FSS and Travers timely filed these appeals.1
FSS raises five distinct arguments in its appeal, and we consider each one before turning to Travers's cross-appeal.
FSS's primary argument on appeal is that the District Court erred in denying FSS's motions for judgment as a matter of law because " a reasonable jury would not have a legally sufficient evidentiary basis to find for [Travers]." Fed.R.Civ.P. 50(a)(1). To win on his retaliation claims at trial, Travers had to show (1) that he engaged in conduct that the FLSA and Massachusetts wage and tips law protect when he participated in the class action against FSS, (2) that FSS subjected Travers to an adverse employment action when the company fired him, and (3) that FSS fired him because of his protected conduct. See Claudio-Gotay v. Becton Dickinson Caribe, Ltd., 375 F.3d 99, 102 (1st Cir. 2004) (describing elements of a claim under 29 U.S.C. § 215(a)(3)); Smith v. Winter Place LLC, 447 Mass. 363, 851 N.E.2d 417, 421 (Mass. 2006) (interpreting Mass. Gen. Laws ch. 149, § 148A).
FSS does not dispute that, under both the federal and the state statutes on which Travers's individual suit rests, Travers engaged in protected conduct or that FSS subjected him to an adverse employment action. The dispute concerns only what caused FSS to fire Travers -- his help in organizing the class action or, as the company contends, his solicitation of a tip in violation of company policy.
To resolve this dispute, we need not decide the precise standard of causation that a plaintiff must meet to prove unlawful retaliation under either the state or federal statutes on which Travers's suit rests.
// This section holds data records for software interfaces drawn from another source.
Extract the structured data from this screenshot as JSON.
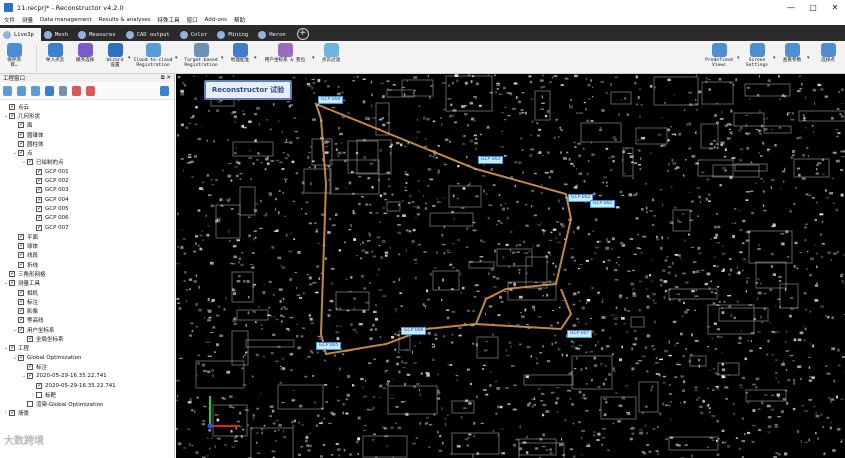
{
  "window": {
    "title": "11.recprj* - Reconstructor v4.2.0",
    "controls": [
      "—",
      "□",
      "✕"
    ]
  },
  "menu": [
    "文件",
    "测量",
    "Data management",
    "Results & analyses",
    "特殊工具",
    "窗口",
    "Add-ons",
    "帮助"
  ],
  "ribbon_tabs": [
    {
      "label": "Live3p",
      "active": true
    },
    {
      "label": "Mesh"
    },
    {
      "label": "Measures"
    },
    {
      "label": "CAD output"
    },
    {
      "label": "Color"
    },
    {
      "label": "Mining"
    },
    {
      "label": "Heron"
    }
  ],
  "ribbon_buttons": [
    {
      "label": "保存项目…",
      "color": "#4a8fd6"
    },
    {
      "label": "导入点云",
      "color": "#3d7fcf"
    },
    {
      "label": "顺序选择",
      "color": "#7a5cc8"
    },
    {
      "label": "Wizard\n设置",
      "color": "#2f6fc2"
    },
    {
      "label": "Cloud-to-cloud\nRegistration",
      "color": "#5a9bd8"
    },
    {
      "label": "Target-based\nRegistration",
      "color": "#6a8fb8"
    },
    {
      "label": "地理配准",
      "color": "#3f7dc6"
    },
    {
      "label": "用户坐标系 & 变位",
      "color": "#9a6cc0"
    },
    {
      "label": "点云过滤",
      "color": "#6fb3e0"
    }
  ],
  "ribbon_right": [
    {
      "label": "Predefined\nViews",
      "color": "#4f8ed0"
    },
    {
      "label": "Screen\nSettings",
      "color": "#4f8ed0"
    },
    {
      "label": "查看参数",
      "color": "#4f8ed0"
    },
    {
      "label": "选择点",
      "color": "#4f8ed0"
    }
  ],
  "panel": {
    "title": "工程窗口",
    "tree": [
      {
        "label": "点云",
        "depth": 0,
        "exp": "",
        "checked": true
      },
      {
        "label": "几何形状",
        "depth": 0,
        "exp": "⌄",
        "checked": true
      },
      {
        "label": "面",
        "depth": 1,
        "exp": "",
        "checked": true
      },
      {
        "label": "圆锥体",
        "depth": 1,
        "exp": "",
        "checked": true
      },
      {
        "label": "圆柱体",
        "depth": 1,
        "exp": "",
        "checked": true
      },
      {
        "label": "点",
        "depth": 1,
        "exp": "⌄",
        "checked": true
      },
      {
        "label": "已绘制的点",
        "depth": 2,
        "exp": "⌄",
        "checked": true
      },
      {
        "label": "GCP 001",
        "depth": 3,
        "exp": "",
        "checked": true
      },
      {
        "label": "GCP 002",
        "depth": 3,
        "exp": "",
        "checked": true
      },
      {
        "label": "GCP 003",
        "depth": 3,
        "exp": "",
        "checked": true
      },
      {
        "label": "GCP 004",
        "depth": 3,
        "exp": "",
        "checked": true
      },
      {
        "label": "GCP 005",
        "depth": 3,
        "exp": "",
        "checked": true
      },
      {
        "label": "GCP 006",
        "depth": 3,
        "exp": "",
        "checked": true
      },
      {
        "label": "GCP 007",
        "depth": 3,
        "exp": "",
        "checked": true
      },
      {
        "label": "平面",
        "depth": 1,
        "exp": "",
        "checked": true
      },
      {
        "label": "球体",
        "depth": 1,
        "exp": "",
        "checked": true
      },
      {
        "label": "线段",
        "depth": 1,
        "exp": "",
        "checked": true
      },
      {
        "label": "折线",
        "depth": 1,
        "exp": "",
        "checked": true
      },
      {
        "label": "三角形网格",
        "depth": 0,
        "exp": "",
        "checked": true
      },
      {
        "label": "测量工具",
        "depth": 0,
        "exp": "⌄",
        "checked": true
      },
      {
        "label": "相机",
        "depth": 1,
        "exp": "",
        "checked": true
      },
      {
        "label": "标注",
        "depth": 1,
        "exp": "",
        "checked": true
      },
      {
        "label": "影像",
        "depth": 1,
        "exp": "",
        "checked": true
      },
      {
        "label": "等高线",
        "depth": 1,
        "exp": "",
        "checked": true
      },
      {
        "label": "用户坐标系",
        "depth": 1,
        "exp": "⌄",
        "checked": true
      },
      {
        "label": "全局坐标系",
        "depth": 2,
        "exp": "",
        "checked": true
      },
      {
        "label": "工程",
        "depth": 0,
        "exp": "⌄",
        "checked": true
      },
      {
        "label": "Global Optimization",
        "depth": 1,
        "exp": "⌄",
        "checked": true
      },
      {
        "label": "标注",
        "depth": 2,
        "exp": "",
        "checked": true
      },
      {
        "label": "2020-05-29-16.35.22.741",
        "depth": 2,
        "exp": "⌄",
        "checked": true
      },
      {
        "label": "2020-05-29-16.35.22.741",
        "depth": 3,
        "exp": "",
        "checked": true
      },
      {
        "label": "标靶",
        "depth": 3,
        "exp": "›",
        "checked": false
      },
      {
        "label": "渲染-Global Optimization",
        "depth": 2,
        "exp": "",
        "checked": false
      },
      {
        "label": "场景",
        "depth": 0,
        "exp": "›",
        "checked": true
      }
    ]
  },
  "viewport": {
    "watermark": "Reconstructor 试验",
    "gcp_labels": [
      "GCP 004",
      "GCP 003",
      "GCP 002",
      "GCP 001",
      "GCP 007",
      "GCP 006",
      "GCP 005"
    ],
    "bottom_logo": "大数跨境"
  },
  "colors": {
    "accent": "#2a6fd1",
    "trajectory": "#e0a050",
    "gcp_label_bg": "#cde9ff"
  }
}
The parties appear to agree, as they did when this case came before us on summary judgment, that each statute requires the plaintiff to show " but-for" causation to prove retaliation. See Travers, 737 F.3d at 147 & n.1.
Thus, our task is straightforward. Because we are reviewing a renewed motion for judgment as a matter of law following a jury verdict, we must view the evidence of causation " in the light most favorable to the verdict" and " affirm unless the evidence, together with all reasonable inferences in favor of the verdict, could lead a reasonable person to only one conclusion, namely, that the moving party was entitled to judgment." Astro-Med,
Inc. v. Nihon Kohden Am., Inc., 591 F.3d 1, 13 (1st Cir. 2009) (quotation marks and citations omitted).
FSS argues that it is entitled to judgment as a matter of law because the trial record provides too little evidence to support a finding of but-for causation if we exclude -- as FSS says we must -- one particular piece of testimony that the jury heard. This testimony came from Travers, and it concerned what Travers contends Rob Nichols, a mid-level manager in charge of FSS operations at Logan, told him.
Travers testified that Nichols told him that FSS's owners and senior managers told Nichols that the lawsuit " was costing [the company] a lot of money, and that [Nichols] should get rid of Travers." Travers went on to testify that Nichols also advised Travers to drop the lawsuit because, otherwise, Travers would " probably lose [his] job."
At trial, the District Court rejected FSS's contention that Travers's testimony concerning Nichols should be excluded as hearsay. After the jury returned a verdict for Travers, however, the District Court revisited this ruling in connection with FSS's motion for judgment as a matter of law. In doing so, the District Court changed its mind and concluded that Travers's testimony concerning Nichols should have been struck. But the District Court still denied FSS's motion for judgment as a matter of law.2
FSS now argues that the District Court was right the second time that it ruled...
To continue readingFREE SIGN UP